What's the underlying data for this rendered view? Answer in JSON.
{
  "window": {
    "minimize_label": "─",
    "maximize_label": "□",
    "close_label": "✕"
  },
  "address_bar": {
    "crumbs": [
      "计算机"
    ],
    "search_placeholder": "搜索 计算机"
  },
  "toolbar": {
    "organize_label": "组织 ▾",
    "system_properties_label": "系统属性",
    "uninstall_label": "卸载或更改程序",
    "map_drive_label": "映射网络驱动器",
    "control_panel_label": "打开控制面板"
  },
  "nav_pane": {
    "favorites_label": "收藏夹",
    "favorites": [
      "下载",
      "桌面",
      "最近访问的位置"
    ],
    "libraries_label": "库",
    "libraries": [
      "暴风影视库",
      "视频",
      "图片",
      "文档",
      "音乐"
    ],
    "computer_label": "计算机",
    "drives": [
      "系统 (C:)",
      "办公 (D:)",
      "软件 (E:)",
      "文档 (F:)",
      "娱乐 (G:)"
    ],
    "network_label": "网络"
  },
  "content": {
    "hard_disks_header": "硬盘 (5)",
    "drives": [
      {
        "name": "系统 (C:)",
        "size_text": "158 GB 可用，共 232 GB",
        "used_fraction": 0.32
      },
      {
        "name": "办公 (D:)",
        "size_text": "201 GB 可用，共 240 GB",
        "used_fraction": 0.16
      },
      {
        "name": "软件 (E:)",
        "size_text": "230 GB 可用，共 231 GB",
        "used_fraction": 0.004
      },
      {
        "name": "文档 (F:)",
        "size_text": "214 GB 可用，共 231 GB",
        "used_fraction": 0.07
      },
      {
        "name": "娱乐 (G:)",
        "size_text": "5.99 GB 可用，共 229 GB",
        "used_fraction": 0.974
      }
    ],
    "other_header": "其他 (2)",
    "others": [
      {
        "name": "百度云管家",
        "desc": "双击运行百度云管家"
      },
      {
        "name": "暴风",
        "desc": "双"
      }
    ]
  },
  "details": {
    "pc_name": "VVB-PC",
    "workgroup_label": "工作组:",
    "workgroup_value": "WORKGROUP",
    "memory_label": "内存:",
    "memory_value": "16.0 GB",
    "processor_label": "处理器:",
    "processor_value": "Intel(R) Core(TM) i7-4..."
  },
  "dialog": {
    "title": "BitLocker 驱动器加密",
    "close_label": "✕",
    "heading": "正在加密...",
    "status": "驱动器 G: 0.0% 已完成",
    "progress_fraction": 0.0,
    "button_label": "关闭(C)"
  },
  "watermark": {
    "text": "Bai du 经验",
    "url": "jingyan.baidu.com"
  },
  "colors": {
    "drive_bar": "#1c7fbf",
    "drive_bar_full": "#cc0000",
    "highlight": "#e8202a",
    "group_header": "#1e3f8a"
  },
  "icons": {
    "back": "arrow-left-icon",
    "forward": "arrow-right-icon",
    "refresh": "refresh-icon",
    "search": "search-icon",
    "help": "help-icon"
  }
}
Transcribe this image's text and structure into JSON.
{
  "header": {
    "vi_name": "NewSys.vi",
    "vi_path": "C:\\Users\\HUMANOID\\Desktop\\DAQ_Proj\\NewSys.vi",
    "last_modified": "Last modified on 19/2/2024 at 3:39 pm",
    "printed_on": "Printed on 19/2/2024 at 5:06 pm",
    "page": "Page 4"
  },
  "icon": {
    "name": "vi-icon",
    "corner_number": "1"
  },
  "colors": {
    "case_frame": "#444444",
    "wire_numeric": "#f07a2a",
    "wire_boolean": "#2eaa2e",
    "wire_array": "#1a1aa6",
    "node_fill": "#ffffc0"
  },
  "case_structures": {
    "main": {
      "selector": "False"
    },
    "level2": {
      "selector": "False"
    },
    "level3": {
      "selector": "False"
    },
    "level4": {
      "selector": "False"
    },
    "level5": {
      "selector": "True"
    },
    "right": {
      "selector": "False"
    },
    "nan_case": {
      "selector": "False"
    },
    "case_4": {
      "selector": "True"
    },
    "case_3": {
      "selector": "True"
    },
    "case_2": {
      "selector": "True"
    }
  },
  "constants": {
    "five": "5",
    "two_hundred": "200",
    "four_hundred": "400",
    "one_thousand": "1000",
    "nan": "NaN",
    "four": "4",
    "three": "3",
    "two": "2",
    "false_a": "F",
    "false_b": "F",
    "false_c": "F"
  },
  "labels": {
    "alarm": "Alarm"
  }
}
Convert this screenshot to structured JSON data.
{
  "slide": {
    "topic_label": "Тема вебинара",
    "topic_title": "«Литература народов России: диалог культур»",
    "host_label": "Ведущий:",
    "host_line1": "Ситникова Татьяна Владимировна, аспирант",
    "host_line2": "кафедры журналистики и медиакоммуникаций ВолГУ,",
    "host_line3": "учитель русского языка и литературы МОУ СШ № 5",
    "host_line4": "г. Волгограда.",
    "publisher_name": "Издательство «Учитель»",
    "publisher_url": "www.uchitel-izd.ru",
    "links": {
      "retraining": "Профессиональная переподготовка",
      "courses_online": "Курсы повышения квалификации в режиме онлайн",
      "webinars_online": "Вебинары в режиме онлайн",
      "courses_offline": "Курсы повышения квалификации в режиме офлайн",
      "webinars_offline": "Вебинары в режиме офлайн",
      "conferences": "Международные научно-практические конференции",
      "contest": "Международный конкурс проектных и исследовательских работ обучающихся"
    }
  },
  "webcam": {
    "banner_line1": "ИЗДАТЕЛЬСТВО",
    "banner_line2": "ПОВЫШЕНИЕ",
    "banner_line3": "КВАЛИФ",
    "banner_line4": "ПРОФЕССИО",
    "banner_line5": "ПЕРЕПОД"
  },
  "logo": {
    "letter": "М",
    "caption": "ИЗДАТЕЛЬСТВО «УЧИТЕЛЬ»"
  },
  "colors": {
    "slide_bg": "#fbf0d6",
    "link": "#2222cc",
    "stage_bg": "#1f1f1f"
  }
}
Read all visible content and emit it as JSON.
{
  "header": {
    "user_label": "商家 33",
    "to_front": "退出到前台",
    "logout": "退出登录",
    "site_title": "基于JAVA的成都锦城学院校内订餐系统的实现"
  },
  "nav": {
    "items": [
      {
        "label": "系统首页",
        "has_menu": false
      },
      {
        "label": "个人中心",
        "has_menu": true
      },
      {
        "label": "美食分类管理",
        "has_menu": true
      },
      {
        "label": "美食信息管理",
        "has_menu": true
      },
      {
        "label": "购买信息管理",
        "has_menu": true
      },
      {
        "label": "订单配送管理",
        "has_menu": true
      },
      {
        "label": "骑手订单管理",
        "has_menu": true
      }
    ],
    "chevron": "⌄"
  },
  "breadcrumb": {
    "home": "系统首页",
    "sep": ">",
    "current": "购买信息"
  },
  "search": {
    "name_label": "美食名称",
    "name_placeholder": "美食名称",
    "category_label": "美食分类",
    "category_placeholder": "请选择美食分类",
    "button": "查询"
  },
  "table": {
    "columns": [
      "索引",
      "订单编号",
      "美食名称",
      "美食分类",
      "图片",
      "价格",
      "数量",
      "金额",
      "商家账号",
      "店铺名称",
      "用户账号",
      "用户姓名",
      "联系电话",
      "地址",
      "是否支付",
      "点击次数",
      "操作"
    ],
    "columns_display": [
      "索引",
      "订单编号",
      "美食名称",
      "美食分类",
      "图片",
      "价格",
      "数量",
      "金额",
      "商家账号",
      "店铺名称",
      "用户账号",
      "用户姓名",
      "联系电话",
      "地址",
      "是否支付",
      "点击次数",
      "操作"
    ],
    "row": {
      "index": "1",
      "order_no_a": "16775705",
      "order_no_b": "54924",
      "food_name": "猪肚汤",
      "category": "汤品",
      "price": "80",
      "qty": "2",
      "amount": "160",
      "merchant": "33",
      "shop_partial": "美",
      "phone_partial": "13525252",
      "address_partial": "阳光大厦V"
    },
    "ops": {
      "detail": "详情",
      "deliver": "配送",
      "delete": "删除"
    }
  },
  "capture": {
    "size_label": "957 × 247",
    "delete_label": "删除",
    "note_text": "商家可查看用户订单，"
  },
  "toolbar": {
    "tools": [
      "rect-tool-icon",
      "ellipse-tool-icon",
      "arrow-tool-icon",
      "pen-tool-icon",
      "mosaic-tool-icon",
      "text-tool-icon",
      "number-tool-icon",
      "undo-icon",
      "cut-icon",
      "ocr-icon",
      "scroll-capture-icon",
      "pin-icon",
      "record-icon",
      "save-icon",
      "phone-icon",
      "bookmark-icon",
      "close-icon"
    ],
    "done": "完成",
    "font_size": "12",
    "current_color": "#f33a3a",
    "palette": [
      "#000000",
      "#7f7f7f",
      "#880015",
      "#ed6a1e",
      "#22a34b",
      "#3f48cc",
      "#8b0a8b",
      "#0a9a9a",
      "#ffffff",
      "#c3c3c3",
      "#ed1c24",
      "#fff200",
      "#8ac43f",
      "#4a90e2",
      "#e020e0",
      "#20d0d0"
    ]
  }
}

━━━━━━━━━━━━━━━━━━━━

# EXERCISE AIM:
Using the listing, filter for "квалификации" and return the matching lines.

# THE COMPLETED TASK:
      "courses_online": "Курсы повышения квалификации в режиме онлайн",
      "courses_offline": "Курсы повышения квалификации в режиме офлайн",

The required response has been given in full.